BROOKSVILLE — Decades after HIV exploded onto the American consciousness, the illness remains an off-limit topic in many cultural circles.
"There's much stigma attached to the virus,'' said Lashaundra Ellison, with the Hernando County Health Department. "No one wants to talk about it in Hernando County. It's like the taboo conversation. A lot of people want to advocate (about) the virus, but it's not just accepted here."
Ellison said research indicates that African-Americans are disproportionately affected by HIV as compared with other populations.

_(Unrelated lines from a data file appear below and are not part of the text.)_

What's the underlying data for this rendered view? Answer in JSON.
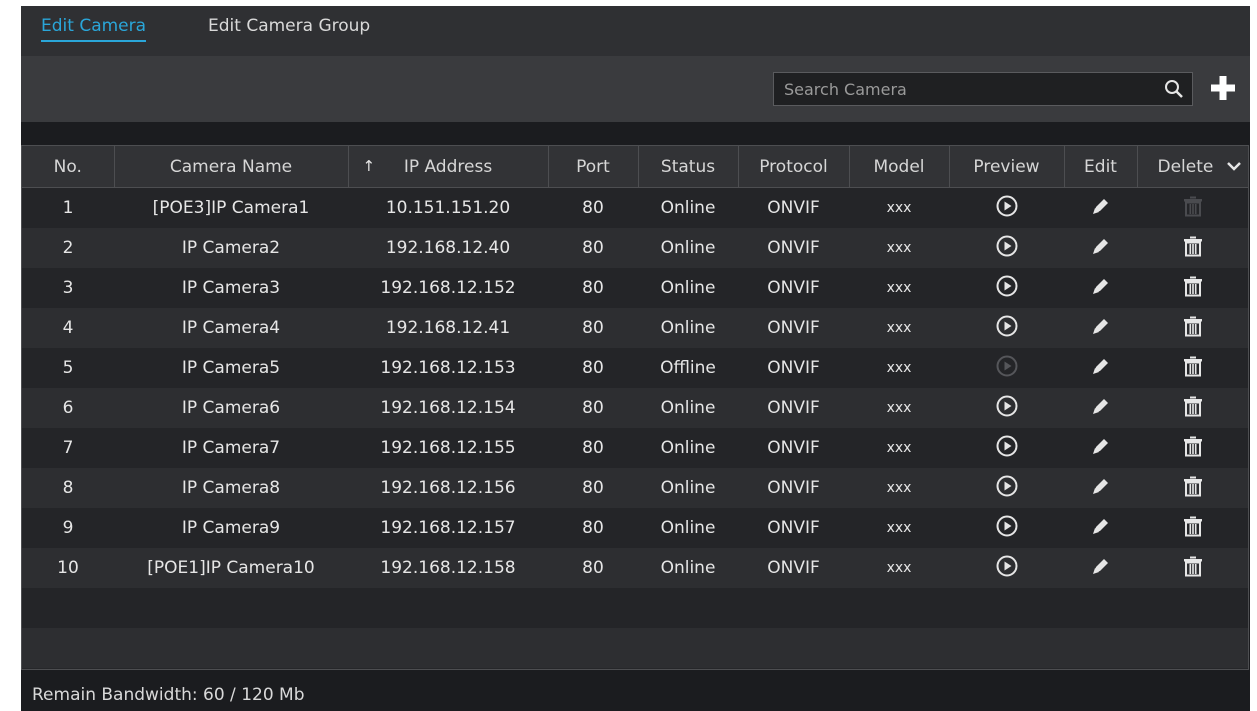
{
  "tabs": [
    {
      "label": "Edit Camera",
      "active": true
    },
    {
      "label": "Edit Camera Group",
      "active": false
    }
  ],
  "search": {
    "placeholder": "Search Camera",
    "value": ""
  },
  "icons": {
    "search": "search-icon",
    "add": "plus-icon",
    "preview": "play-circle-icon",
    "edit": "pencil-icon",
    "delete": "trash-icon",
    "sort": "arrow-up-icon",
    "menu": "chevron-down-icon"
  },
  "colors": {
    "accent": "#2aa6d9",
    "background": "#1b1c1f",
    "header": "#323336"
  },
  "table": {
    "columns": [
      "No.",
      "Camera Name",
      "IP Address",
      "Port",
      "Status",
      "Protocol",
      "Model",
      "Preview",
      "Edit",
      "Delete"
    ],
    "sort_column": "IP Address",
    "rows": [
      {
        "no": "1",
        "name": "[POE3]IP Camera1",
        "ip": "10.151.151.20",
        "port": "80",
        "status": "Online",
        "protocol": "ONVIF",
        "model": "xxx",
        "preview_enabled": true,
        "delete_enabled": false
      },
      {
        "no": "2",
        "name": "IP Camera2",
        "ip": "192.168.12.40",
        "port": "80",
        "status": "Online",
        "protocol": "ONVIF",
        "model": "xxx",
        "preview_enabled": true,
        "delete_enabled": true
      },
      {
        "no": "3",
        "name": "IP Camera3",
        "ip": "192.168.12.152",
        "port": "80",
        "status": "Online",
        "protocol": "ONVIF",
        "model": "xxx",
        "preview_enabled": true,
        "delete_enabled": true
      },
      {
        "no": "4",
        "name": "IP Camera4",
        "ip": "192.168.12.41",
        "port": "80",
        "status": "Online",
        "protocol": "ONVIF",
        "model": "xxx",
        "preview_enabled": true,
        "delete_enabled": true
      },
      {
        "no": "5",
        "name": "IP Camera5",
        "ip": "192.168.12.153",
        "port": "80",
        "status": "Offline",
        "protocol": "ONVIF",
        "model": "xxx",
        "preview_enabled": false,
        "delete_enabled": true
      },
      {
        "no": "6",
        "name": "IP Camera6",
        "ip": "192.168.12.154",
        "port": "80",
        "status": "Online",
        "protocol": "ONVIF",
        "model": "xxx",
        "preview_enabled": true,
        "delete_enabled": true
      },
      {
        "no": "7",
        "name": "IP Camera7",
        "ip": "192.168.12.155",
        "port": "80",
        "status": "Online",
        "protocol": "ONVIF",
        "model": "xxx",
        "preview_enabled": true,
        "delete_enabled": true
      },
      {
        "no": "8",
        "name": "IP Camera8",
        "ip": "192.168.12.156",
        "port": "80",
        "status": "Online",
        "protocol": "ONVIF",
        "model": "xxx",
        "preview_enabled": true,
        "delete_enabled": true
      },
      {
        "no": "9",
        "name": "IP Camera9",
        "ip": "192.168.12.157",
        "port": "80",
        "status": "Online",
        "protocol": "ONVIF",
        "model": "xxx",
        "preview_enabled": true,
        "delete_enabled": true
      },
      {
        "no": "10",
        "name": "[POE1]IP Camera10",
        "ip": "192.168.12.158",
        "port": "80",
        "status": "Online",
        "protocol": "ONVIF",
        "model": "xxx",
        "preview_enabled": true,
        "delete_enabled": true
      }
    ]
  },
  "footer": {
    "bandwidth": "Remain Bandwidth: 60 / 120 Mb"
  }
}
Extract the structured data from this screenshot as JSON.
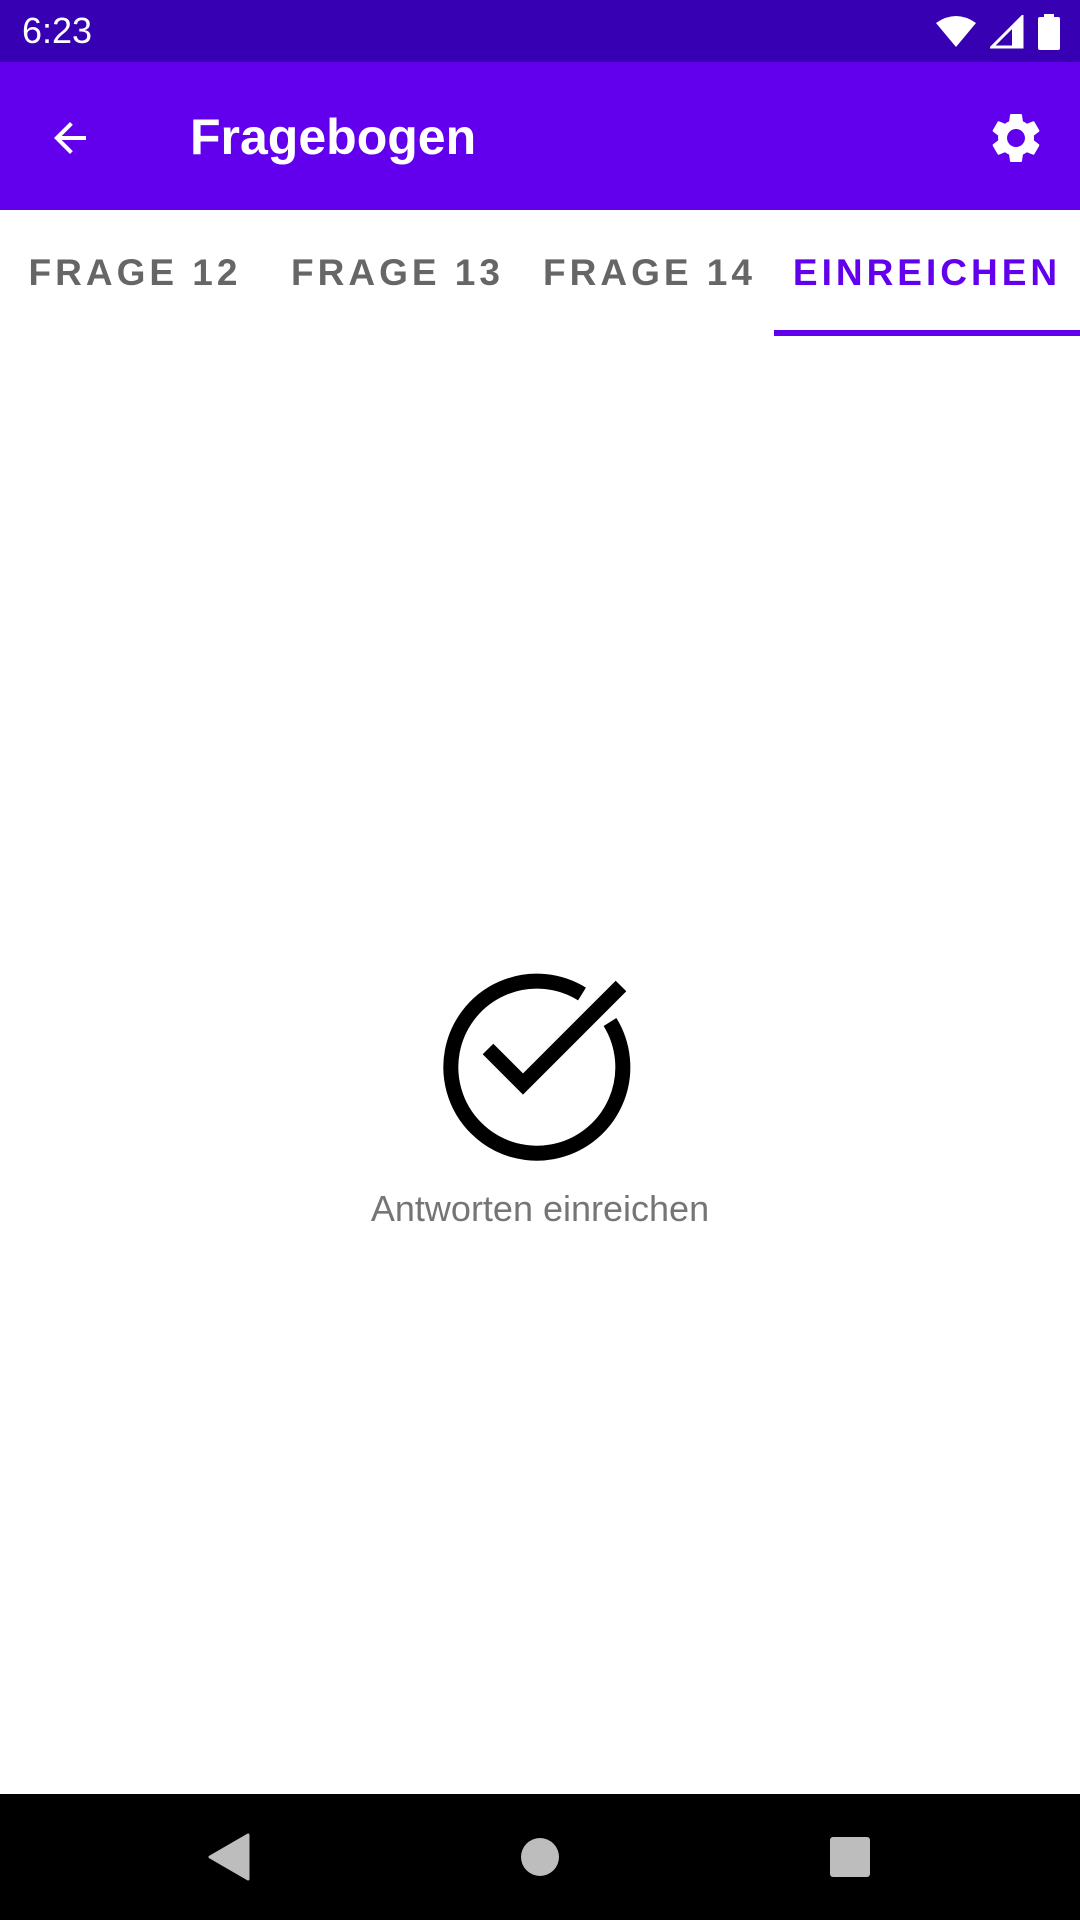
{
  "status_bar": {
    "time": "6:23",
    "icons": [
      "wifi-icon",
      "cellular-signal-icon",
      "battery-icon"
    ]
  },
  "app_bar": {
    "title": "Fragebogen",
    "back_icon": "arrow-back-icon",
    "settings_icon": "gear-icon"
  },
  "tabs": [
    {
      "label": "FRAGE 12",
      "selected": false
    },
    {
      "label": "FRAGE 13",
      "selected": false
    },
    {
      "label": "FRAGE 14",
      "selected": false
    },
    {
      "label": "EINREICHEN",
      "selected": true
    }
  ],
  "main": {
    "submit_icon": "check-circle-icon",
    "submit_label": "Antworten einreichen"
  },
  "nav_bar": {
    "icons": [
      "nav-back-icon",
      "nav-home-icon",
      "nav-recents-icon"
    ]
  },
  "colors": {
    "primary": "#6200ee",
    "primary_dark": "#3700b3",
    "tab_inactive": "#666666",
    "label_gray": "#757575"
  }
}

The causes are multiple, foremost among them poverty levels and health care availability, she said.
To turn that tide, the department last year developed an educational and outreach program that recently earned a prestigious honor, a Model Practice Award, from the National Association of County and City Health Officials.
It was one of 41 such awards given out across the country, first ever for Hernando, Ellison said. The program is being featured on the NACCHO network so that other health agencies can replicate it.
"This award puts the Hernando County Health Department into special company — a select group of health departments that exemplify a forward thinking, proactive attitude toward protecting and promoting the health of communities across the nation,'' the organization noted in a statement.
The Health Department enhanced a video produced by the Centers for Disease Control and Prevention in Atlanta and originated educational materials to spread the word to African-American teens about participating in Health Department programs.
The program, dubbed Positively Negative, was launched last year, helped by a grant of $6,800 from the state-funded Area Health Education Center.
"The project was presented at churches and wherever we saw kids gathered," said Ellison.
Objectives of the program met or exceeded health officials' expectations in the following areas:
• The goal was to get 75 African-American teens to participate in a video opportunity teaching abstinence and safer sex; 86 teens took part.
• The goal was a 20 percent increase in the number of targeted teens to take part in clinics at the health department; the increase was 45 percent.
• The goal was to secure letters of commitment from 10 stakeholder groups to help spread word of the program and provide host space for programs.
The groups signing on included: Allen Temple, Holy Band Deliverance Temple, Shallow Problem Solvers, A New Generation, Black Educators Caucus, All-Pro Dads of Brooksville, Jerome Brown Community Center, East Side House of God, Frederick Kelly Elks Lodge and South Brooksville Neighborhood Community Association.
Beth Gray can be contacted at firstname.lastname@example.org.